The bill would have let states drug-test SNAP recipients, imposed new work requirements and cut more than $20.5 billion from the SNAP budget over the next decade.
Nearly 47 million Americans–1.7 million of whom live in North Carolina–rely on food stamps to meet some or all of their daily nutritional needs. During economic downturns SNAP helps families stretch tight budgets and put food on the table. SNAP benefits also provide much-needed cash infusions of federal dollars into local communities during tough times. Studies estimate that every $1 spent on food stamps creates $1.79 in stimulus.
Half of all SNAP participants are children under the age of 18. SNAP plays an important role in preserving children’s health and well-being. In 2010, food stamps prevented an estimated 2 million children from slipping below the federal poverty line. Nutrition benefits also help to reduce the likelihood of food insecurity for vulnerable children.
Inadequate nutrition, especially when experienced during the earliest years of life as children undergo rapid growth in their bodies and brains, can have devastating consequences for future health status. Infants and toddlers from food-insecure families are 90 percent more likely to be in fair or poor health, and 30 percent more likely to be hospitalized, than their counterparts in food-secure households. Food insecurity is also associated with negative health outcomes in older children, including poorer physical health, decreased school achievement in reading and math, and behavioral and psychological conditions.
The House may reconsider its farm bill after the July 4 recess, or take up the Senate version of the bill which was passed earlier this month.

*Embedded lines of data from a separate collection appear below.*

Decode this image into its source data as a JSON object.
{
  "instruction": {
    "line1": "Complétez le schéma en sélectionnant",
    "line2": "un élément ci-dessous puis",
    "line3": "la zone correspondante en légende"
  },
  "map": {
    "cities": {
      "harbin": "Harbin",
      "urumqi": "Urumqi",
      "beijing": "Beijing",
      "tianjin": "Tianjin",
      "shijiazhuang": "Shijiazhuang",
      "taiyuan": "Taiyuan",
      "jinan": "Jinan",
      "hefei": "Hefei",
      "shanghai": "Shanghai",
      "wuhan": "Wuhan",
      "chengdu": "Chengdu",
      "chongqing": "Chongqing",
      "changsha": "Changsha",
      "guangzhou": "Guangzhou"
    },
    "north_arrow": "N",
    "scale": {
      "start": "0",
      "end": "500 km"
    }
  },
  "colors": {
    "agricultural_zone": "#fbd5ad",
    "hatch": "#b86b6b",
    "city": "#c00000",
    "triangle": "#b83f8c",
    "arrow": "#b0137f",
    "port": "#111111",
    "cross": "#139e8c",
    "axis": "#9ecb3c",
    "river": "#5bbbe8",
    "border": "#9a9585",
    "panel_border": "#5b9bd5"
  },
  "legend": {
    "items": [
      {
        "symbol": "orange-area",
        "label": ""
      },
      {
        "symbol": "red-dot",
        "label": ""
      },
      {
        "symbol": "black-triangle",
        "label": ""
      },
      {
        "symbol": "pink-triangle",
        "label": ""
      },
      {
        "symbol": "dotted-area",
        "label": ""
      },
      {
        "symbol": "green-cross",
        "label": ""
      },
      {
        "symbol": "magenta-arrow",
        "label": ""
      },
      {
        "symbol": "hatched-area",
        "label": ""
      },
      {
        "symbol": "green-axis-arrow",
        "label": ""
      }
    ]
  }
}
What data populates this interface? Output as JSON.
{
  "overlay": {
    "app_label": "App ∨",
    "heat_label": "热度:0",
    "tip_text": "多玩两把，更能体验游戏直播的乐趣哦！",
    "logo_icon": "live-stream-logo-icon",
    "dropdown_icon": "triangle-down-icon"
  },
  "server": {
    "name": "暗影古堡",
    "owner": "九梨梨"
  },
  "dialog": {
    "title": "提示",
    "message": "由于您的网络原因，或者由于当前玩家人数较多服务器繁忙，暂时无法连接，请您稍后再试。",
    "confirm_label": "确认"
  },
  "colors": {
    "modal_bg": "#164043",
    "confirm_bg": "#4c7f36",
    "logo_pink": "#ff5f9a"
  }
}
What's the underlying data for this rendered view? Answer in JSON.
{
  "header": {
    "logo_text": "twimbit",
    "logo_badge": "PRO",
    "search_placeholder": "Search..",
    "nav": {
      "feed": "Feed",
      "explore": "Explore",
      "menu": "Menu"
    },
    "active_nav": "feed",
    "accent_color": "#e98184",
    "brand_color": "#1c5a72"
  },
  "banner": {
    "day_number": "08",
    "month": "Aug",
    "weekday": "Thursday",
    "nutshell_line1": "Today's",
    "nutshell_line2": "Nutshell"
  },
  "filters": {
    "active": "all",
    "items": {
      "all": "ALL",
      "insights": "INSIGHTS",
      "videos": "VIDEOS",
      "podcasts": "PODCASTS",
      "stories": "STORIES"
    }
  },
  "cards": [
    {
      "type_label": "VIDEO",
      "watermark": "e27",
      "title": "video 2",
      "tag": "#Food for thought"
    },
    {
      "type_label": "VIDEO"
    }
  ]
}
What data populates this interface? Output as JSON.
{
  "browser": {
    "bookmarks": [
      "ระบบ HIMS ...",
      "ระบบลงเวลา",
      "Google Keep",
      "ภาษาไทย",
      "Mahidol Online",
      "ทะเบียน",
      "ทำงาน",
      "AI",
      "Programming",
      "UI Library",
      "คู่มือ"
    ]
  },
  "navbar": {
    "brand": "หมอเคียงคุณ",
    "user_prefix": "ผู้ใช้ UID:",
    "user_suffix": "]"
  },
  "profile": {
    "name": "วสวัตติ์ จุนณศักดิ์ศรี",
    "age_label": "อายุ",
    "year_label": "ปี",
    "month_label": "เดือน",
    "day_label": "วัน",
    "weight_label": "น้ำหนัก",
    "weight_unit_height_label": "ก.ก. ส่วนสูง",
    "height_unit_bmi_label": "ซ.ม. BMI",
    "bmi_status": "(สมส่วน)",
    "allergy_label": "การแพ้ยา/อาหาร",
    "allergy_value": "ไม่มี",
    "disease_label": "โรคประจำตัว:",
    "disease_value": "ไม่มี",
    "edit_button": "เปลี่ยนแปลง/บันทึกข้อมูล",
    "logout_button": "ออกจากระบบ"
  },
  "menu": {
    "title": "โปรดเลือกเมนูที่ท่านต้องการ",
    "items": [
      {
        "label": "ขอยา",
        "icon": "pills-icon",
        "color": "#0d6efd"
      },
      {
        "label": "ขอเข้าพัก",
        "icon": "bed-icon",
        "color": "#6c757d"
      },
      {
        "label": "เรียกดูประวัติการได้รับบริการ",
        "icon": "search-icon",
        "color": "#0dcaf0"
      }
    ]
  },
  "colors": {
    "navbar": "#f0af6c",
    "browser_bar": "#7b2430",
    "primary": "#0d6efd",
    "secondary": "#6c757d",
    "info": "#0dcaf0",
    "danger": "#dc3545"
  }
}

The Senate plan preserves food stamp eligibility, excludes the House’s additional imposed requirements, and cuts the SNAP budget by $4 billion over the next 10 years.